New: Jade Dragon
The dining experience at Jade Dragon has been recognised by the Michelin guide (three stars), ranked on Asia’s 50 Best Restaurants (27th on the 2019 list), lauded by critics and loved by diners. Credit goes to executive chef Kelvin Au Yeung and his team for taking Cantonese classics to new heights – don’t miss the barbecued pork (Iberico, barbecued over lychee wood for a delicate, sweet flavour), dim sum and hot and sour soup (lifted by the addition of Hokkaido crabmeat).
Old: Three Lamps District

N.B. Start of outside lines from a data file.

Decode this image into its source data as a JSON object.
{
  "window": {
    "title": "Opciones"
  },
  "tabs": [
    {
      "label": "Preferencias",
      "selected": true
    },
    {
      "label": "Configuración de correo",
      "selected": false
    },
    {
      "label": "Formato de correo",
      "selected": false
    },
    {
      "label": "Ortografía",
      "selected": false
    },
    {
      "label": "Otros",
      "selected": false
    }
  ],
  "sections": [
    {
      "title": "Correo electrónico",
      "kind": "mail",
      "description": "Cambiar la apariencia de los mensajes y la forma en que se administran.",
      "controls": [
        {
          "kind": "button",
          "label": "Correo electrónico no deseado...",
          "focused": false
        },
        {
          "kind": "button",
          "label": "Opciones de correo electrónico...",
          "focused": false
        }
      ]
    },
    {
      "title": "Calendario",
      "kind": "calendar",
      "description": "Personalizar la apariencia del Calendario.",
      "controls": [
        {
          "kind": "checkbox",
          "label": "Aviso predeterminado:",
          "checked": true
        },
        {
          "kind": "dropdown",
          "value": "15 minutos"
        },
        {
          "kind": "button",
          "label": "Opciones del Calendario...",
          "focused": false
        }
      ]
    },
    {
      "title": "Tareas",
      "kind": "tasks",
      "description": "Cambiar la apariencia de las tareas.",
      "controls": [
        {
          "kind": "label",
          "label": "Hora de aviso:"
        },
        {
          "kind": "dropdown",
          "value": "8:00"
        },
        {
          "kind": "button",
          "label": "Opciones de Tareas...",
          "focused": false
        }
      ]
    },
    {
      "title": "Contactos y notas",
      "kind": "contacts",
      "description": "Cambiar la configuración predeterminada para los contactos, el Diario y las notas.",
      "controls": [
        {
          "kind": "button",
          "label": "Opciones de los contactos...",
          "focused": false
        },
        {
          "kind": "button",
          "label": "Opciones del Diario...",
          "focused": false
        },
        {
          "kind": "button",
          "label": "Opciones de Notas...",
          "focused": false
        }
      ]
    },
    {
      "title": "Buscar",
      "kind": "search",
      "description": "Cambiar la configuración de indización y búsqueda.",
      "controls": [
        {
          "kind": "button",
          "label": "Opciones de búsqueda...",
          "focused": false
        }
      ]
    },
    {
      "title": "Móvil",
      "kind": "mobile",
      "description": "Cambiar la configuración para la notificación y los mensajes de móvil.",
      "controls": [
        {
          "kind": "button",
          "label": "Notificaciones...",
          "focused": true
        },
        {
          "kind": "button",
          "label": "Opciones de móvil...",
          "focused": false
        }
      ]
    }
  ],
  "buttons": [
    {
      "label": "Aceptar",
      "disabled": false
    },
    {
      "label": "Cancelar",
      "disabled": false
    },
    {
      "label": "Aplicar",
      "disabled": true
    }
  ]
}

Locals know the area surrounding the Rotunda de Carlos da Maia in Taipa for market stalls hawking fresh vegetables, packaged snacks, sundry household goods – and Burmese food. In the 1960s and ’70s, Burmese people of Chinese descent emigrated to Macao, bringing along their classic dishes. One of the most popular is mohinga, rice noodles in rich, fish broth topped with a boiled egg and split pea crackers, which is typically eaten for breakfast in Myanmar, but available all day at Ngau Ngau and Restaurante Birmanes Nga Heong. In Taipa Village, make a beeline for Rest Yangon, down the backstreet Travessa Lou Fu, opposite The Blissful Carrot cafe.
New: Batman Dark Flight
The HK$250 billion Hollywood-themed Studio City’s blockbuster attractions include the world’s first ride to feature the Dark Knight. With a multistorey screen and state-of-the-art sound design, Batman Dark Flight (MOP178/HK$172) is an immersive flight simulation that takes you out crime fighting, flying through Gotham City in the Batplane and tearing through its streets in the fabled Batmobile in pursuit of supervillains The Joker, Two-Face and Bane.
Old: Chong San tram
You can’t beat Macau’s Chong San tram for kitschy charm and value for money – just MOP3 (HK$3) for a round-trip ticket. Setting out from Jardin de la Flora, the two-minute ride aboard a gondola (big enough to squeeze in four people) delivers superb panoramic views. It’s also quicker than hiking up Guia Hill if you want to check out the colonial fort and lighthouse, built in 1865, and the frescoed chapel dating back to 1622.
New: Loja das Conservas
Loja das Conservas, an outpost of the renowed Lisbon emporium, showcases more than 200 Portuguese producers of canned fish. Reach for the sardines, obviously, but don’t ignore the codfish, squid, mussels and eels; all pickled, drenched in spices or preserved in oil. The packaging – gorgeous retro designs emblazoned on the tins, jars and paper wrappings – is reason enough to pick up a souvenir or two.
Old: Almond biscuits
Venture about 10 minutes south from the Ruins of St Paul, and you’ll reach Pastelaria Chui Heong, a longtime favourite for the almond biscuits made on site. (It was founded in 1958 by the father of current owner Lee Chi-Yung.) There’s usually a queue outside, but it moves quickly and is worth the wait to snag a box or two – and some egg rolls while you’re at it.
This story was originally published in May 2018 and updated in June 2019